> [Task brief]:
A precise reproduction of every record below is needed, minus the pictures.

[Data records for software interfaces]
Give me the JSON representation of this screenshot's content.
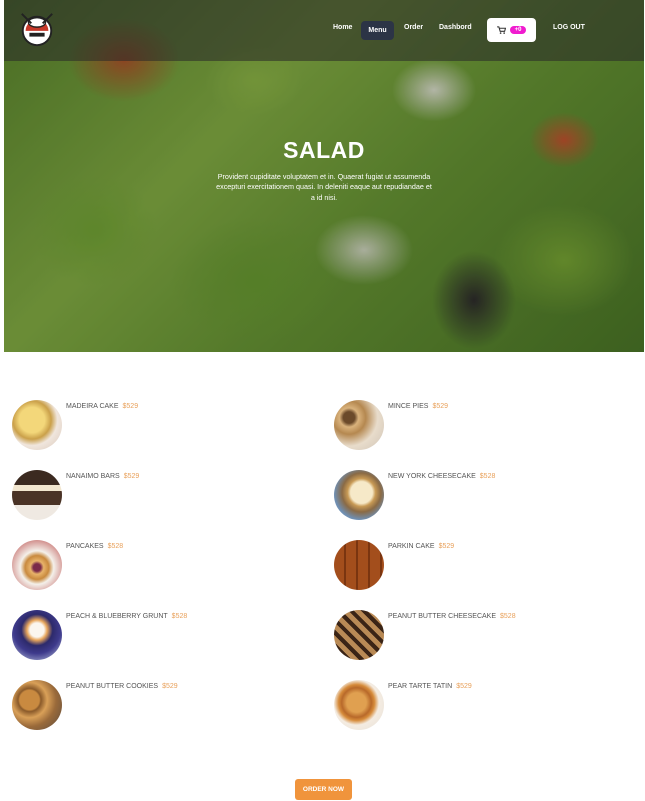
{
  "nav": {
    "home": "Home",
    "menu": "Menu",
    "order": "Order",
    "dashboard": "Dashbord",
    "cart_count": "+0",
    "logout": "LOG OUT"
  },
  "hero": {
    "title": "SALAD",
    "description": "Provident cupiditate voluptatem et in. Quaerat fugiat ut assumenda excepturi exercitationem quasi. In deleniti eaque aut repudiandae et a id nisi."
  },
  "menu_items": [
    {
      "name": "MADEIRA CAKE",
      "price": "$529"
    },
    {
      "name": "MINCE PIES",
      "price": "$529"
    },
    {
      "name": "NANAIMO BARS",
      "price": "$529"
    },
    {
      "name": "NEW YORK CHEESECAKE",
      "price": "$528"
    },
    {
      "name": "PANCAKES",
      "price": "$528"
    },
    {
      "name": "PARKIN CAKE",
      "price": "$529"
    },
    {
      "name": "PEACH & BLUEBERRY GRUNT",
      "price": "$528"
    },
    {
      "name": "PEANUT BUTTER CHEESECAKE",
      "price": "$528"
    },
    {
      "name": "PEANUT BUTTER COOKIES",
      "price": "$529"
    },
    {
      "name": "PEAR TARTE TATIN",
      "price": "$529"
    }
  ],
  "order_button": "ORDER NOW",
  "colors": {
    "accent": "#f0943c",
    "price": "#e8a05a",
    "badge": "#e91ec9",
    "active_nav": "#2c3445"
  }
}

> [Task output]:
Give me the JSON representation of this screenshot's content.
{
  "nav": {
    "home": "Home",
    "menu": "Menu",
    "order": "Order",
    "dashboard": "Dashbord",
    "cart_count": "+0",
    "logout": "LOG OUT"
  },
  "hero": {
    "title": "SALAD",
    "description": "Provident cupiditate voluptatem et in. Quaerat fugiat ut assumenda excepturi exercitationem quasi. In deleniti eaque aut repudiandae et a id nisi."
  },
  "menu_items": [
    {
      "name": "MADEIRA CAKE",
      "price": "$529"
    },
    {
      "name": "MINCE PIES",
      "price": "$529"
    },
    {
      "name": "NANAIMO BARS",
      "price": "$529"
    },
    {
      "name": "NEW YORK CHEESECAKE",
      "price": "$528"
    },
    {
      "name": "PANCAKES",
      "price": "$528"
    },
    {
      "name": "PARKIN CAKE",
      "price": "$529"
    },
    {
      "name": "PEACH & BLUEBERRY GRUNT",
      "price": "$528"
    },
    {
      "name": "PEANUT BUTTER CHEESECAKE",
      "price": "$528"
    },
    {
      "name": "PEANUT BUTTER COOKIES",
      "price": "$529"
    },
    {
      "name": "PEAR TARTE TATIN",
      "price": "$529"
    }
  ],
  "order_button": "ORDER NOW",
  "colors": {
    "accent": "#f0943c",
    "price": "#e8a05a",
    "badge": "#e91ec9",
    "active_nav": "#2c3445"
  }
}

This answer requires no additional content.